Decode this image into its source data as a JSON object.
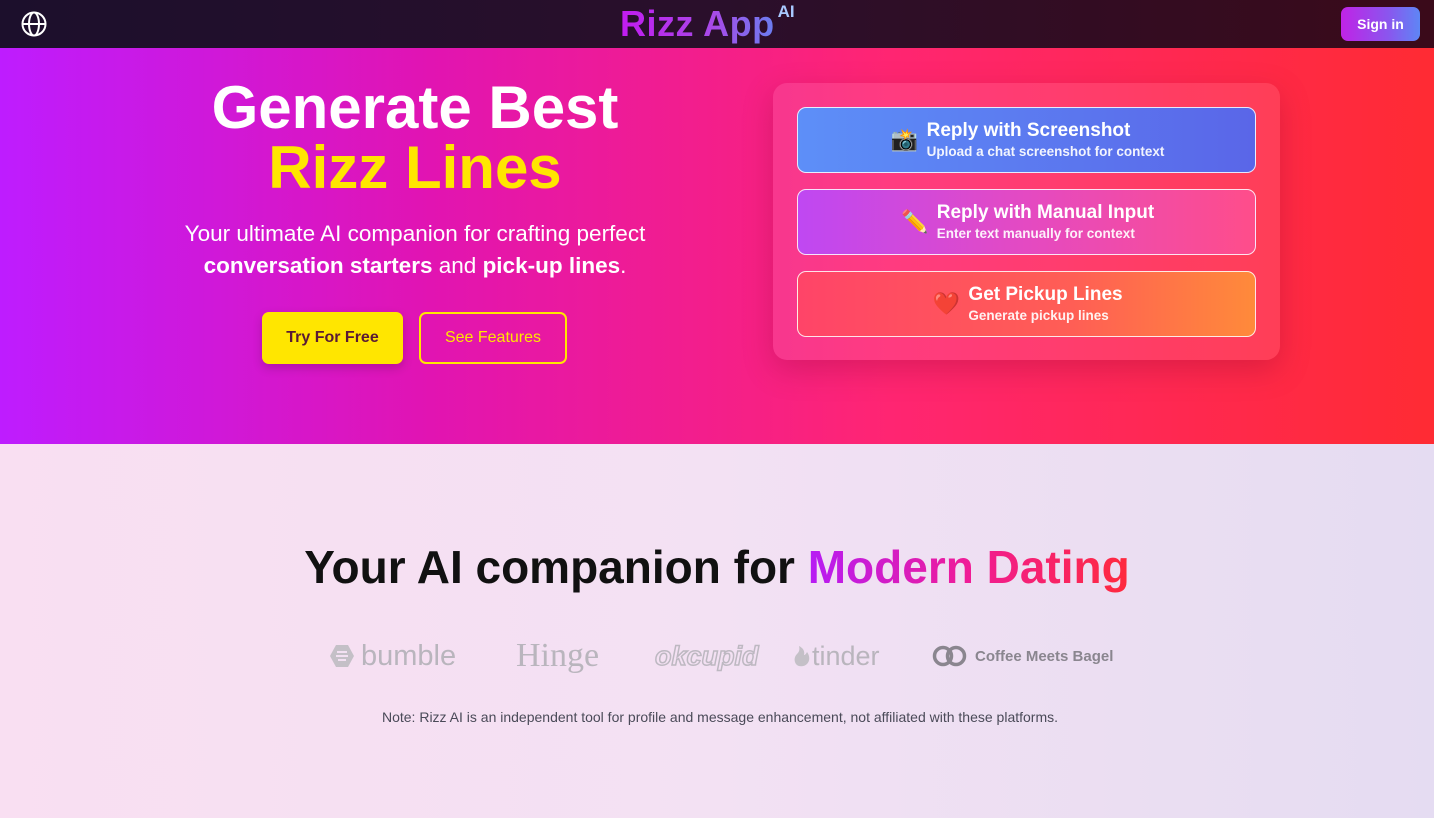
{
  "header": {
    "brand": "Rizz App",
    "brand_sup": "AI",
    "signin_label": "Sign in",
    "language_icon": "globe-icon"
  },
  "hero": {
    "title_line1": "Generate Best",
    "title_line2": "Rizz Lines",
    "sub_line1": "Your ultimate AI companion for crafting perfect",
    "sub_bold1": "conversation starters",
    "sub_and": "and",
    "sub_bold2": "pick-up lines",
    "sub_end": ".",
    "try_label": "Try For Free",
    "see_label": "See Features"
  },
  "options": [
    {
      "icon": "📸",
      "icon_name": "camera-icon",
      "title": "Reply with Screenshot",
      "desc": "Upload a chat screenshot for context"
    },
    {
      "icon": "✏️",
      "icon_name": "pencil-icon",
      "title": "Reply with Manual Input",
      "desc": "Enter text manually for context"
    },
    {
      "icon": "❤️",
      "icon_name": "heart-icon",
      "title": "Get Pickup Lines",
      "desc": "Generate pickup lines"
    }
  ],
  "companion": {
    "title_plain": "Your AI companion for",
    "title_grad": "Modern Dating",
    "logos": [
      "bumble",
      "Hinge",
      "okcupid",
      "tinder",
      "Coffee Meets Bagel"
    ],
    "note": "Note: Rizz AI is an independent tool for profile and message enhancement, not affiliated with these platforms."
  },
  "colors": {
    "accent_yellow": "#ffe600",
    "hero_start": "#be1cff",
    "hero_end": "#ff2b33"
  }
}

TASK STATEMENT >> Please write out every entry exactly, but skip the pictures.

SOLUTION BELOW >>
Decode this image into its source data as a JSON object.
{
  "header": {
    "brand": "Rizz App",
    "brand_sup": "AI",
    "signin_label": "Sign in",
    "language_icon": "globe-icon"
  },
  "hero": {
    "title_line1": "Generate Best",
    "title_line2": "Rizz Lines",
    "sub_line1": "Your ultimate AI companion for crafting perfect",
    "sub_bold1": "conversation starters",
    "sub_and": "and",
    "sub_bold2": "pick-up lines",
    "sub_end": ".",
    "try_label": "Try For Free",
    "see_label": "See Features"
  },
  "options": [
    {
      "icon": "📸",
      "icon_name": "camera-icon",
      "title": "Reply with Screenshot",
      "desc": "Upload a chat screenshot for context"
    },
    {
      "icon": "✏️",
      "icon_name": "pencil-icon",
      "title": "Reply with Manual Input",
      "desc": "Enter text manually for context"
    },
    {
      "icon": "❤️",
      "icon_name": "heart-icon",
      "title": "Get Pickup Lines",
      "desc": "Generate pickup lines"
    }
  ],
  "companion": {
    "title_plain": "Your AI companion for",
    "title_grad": "Modern Dating",
    "logos": [
      "bumble",
      "Hinge",
      "okcupid",
      "tinder",
      "Coffee Meets Bagel"
    ],
    "note": "Note: Rizz AI is an independent tool for profile and message enhancement, not affiliated with these platforms."
  },
  "colors": {
    "accent_yellow": "#ffe600",
    "hero_start": "#be1cff",
    "hero_end": "#ff2b33"
  }
}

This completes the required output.